If a line of the material holds the string "gmail", please copy it.

Provided material section start

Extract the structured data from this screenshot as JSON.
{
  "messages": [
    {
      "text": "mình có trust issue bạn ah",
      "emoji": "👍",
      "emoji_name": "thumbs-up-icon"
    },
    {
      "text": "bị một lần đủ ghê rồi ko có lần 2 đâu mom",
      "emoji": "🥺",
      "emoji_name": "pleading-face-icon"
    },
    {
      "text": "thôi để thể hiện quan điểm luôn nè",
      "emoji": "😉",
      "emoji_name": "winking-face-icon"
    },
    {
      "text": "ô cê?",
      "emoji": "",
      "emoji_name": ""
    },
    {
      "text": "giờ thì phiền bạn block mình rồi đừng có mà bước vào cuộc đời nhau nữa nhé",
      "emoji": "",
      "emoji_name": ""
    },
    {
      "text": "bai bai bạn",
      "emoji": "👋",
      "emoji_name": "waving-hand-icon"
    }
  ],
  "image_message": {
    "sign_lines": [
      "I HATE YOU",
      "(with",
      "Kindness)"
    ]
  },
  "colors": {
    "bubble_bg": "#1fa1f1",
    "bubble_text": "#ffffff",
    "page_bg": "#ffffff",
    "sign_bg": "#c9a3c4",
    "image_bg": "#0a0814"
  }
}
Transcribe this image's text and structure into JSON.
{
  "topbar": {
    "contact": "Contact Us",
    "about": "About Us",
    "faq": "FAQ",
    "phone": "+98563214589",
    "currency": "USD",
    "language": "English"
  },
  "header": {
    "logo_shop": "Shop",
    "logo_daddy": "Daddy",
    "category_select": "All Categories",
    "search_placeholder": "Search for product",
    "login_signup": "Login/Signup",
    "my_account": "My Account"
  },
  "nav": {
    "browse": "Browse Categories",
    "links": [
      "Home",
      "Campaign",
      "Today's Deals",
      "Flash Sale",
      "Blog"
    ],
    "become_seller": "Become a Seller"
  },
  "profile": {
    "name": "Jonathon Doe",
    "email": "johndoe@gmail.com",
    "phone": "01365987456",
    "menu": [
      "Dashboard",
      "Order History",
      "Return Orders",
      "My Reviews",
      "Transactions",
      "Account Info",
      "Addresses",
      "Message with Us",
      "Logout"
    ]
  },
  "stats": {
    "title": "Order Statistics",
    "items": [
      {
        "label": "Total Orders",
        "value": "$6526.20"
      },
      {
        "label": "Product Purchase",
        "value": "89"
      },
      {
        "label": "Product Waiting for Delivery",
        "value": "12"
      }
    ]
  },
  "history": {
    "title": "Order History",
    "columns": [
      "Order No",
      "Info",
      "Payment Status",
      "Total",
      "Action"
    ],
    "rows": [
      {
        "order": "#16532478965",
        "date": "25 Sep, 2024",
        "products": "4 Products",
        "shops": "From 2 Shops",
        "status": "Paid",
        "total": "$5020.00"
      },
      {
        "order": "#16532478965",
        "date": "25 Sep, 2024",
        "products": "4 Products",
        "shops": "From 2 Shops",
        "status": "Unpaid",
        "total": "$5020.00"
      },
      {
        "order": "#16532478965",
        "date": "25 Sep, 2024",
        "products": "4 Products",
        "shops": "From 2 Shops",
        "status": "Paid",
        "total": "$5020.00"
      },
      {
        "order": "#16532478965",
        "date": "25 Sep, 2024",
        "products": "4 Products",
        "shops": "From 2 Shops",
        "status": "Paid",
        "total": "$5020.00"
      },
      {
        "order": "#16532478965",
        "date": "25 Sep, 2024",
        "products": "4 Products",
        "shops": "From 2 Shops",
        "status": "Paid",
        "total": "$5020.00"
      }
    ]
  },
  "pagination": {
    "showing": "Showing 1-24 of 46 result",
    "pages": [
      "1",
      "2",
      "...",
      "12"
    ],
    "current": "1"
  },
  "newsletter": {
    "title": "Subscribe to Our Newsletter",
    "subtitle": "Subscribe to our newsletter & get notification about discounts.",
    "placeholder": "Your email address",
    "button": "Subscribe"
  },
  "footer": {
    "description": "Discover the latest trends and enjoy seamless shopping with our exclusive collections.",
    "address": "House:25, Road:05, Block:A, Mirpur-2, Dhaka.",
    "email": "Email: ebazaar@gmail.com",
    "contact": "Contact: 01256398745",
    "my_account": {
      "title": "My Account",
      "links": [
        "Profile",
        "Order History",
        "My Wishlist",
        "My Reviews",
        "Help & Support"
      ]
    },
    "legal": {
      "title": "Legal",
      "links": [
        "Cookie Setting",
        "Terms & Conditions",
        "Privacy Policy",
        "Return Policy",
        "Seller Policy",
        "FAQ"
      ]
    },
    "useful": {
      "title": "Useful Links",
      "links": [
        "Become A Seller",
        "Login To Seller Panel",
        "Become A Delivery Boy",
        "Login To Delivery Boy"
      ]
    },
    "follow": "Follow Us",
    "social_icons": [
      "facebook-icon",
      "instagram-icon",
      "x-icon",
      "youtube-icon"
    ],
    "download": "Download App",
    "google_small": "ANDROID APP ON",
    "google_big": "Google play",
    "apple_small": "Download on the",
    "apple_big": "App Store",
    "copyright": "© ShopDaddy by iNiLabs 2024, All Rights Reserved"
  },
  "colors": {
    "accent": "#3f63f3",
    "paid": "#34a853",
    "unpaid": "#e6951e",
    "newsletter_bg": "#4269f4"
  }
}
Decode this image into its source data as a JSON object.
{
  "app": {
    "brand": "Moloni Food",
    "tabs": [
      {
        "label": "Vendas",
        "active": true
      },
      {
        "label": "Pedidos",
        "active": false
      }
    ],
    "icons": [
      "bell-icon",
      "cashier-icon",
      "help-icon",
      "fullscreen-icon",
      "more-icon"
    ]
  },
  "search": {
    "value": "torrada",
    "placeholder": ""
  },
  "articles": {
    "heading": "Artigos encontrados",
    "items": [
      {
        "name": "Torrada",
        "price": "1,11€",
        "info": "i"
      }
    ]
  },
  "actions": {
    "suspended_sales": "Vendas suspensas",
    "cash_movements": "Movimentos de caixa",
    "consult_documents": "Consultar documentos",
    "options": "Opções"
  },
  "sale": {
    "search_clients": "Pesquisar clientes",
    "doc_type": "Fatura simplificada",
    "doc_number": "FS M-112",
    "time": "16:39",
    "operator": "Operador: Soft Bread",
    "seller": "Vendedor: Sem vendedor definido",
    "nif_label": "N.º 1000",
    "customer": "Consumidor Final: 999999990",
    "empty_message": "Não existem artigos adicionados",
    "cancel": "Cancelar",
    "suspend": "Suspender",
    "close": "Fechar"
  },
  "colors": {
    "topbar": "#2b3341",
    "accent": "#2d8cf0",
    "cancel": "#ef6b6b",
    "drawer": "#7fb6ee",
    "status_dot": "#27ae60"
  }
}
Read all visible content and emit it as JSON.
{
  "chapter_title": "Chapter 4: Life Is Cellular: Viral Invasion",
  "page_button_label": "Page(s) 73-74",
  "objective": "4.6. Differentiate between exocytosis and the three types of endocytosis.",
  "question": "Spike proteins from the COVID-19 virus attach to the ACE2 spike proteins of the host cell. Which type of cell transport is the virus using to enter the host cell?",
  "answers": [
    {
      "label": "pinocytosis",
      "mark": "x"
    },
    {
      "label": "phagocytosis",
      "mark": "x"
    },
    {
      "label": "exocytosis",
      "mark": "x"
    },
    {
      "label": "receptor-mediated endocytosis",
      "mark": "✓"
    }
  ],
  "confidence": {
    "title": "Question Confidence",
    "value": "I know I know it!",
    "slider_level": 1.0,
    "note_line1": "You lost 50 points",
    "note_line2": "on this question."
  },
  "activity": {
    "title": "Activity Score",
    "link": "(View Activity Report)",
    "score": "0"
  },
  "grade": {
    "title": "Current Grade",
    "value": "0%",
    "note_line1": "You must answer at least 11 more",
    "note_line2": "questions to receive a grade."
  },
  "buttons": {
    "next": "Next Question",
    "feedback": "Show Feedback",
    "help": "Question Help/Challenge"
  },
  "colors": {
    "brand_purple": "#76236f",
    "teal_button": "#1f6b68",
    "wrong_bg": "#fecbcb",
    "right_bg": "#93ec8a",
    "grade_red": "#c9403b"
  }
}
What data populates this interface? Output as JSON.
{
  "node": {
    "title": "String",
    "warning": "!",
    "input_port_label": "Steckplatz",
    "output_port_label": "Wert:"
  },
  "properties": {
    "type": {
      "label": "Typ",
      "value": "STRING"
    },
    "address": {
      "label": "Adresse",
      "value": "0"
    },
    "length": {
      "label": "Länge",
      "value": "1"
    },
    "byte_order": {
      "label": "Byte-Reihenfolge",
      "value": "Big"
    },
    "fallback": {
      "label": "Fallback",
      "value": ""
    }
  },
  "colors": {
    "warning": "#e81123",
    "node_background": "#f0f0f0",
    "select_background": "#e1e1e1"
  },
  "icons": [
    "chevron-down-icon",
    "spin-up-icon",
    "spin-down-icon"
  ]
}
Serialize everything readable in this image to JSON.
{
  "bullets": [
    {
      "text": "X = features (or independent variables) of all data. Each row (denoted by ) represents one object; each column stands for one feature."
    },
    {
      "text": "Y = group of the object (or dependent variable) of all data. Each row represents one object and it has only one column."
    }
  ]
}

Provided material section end

▸ **Completed exercise**
    "email": "johndoe@gmail.com",
    "email": "Email: ebazaar@gmail.com",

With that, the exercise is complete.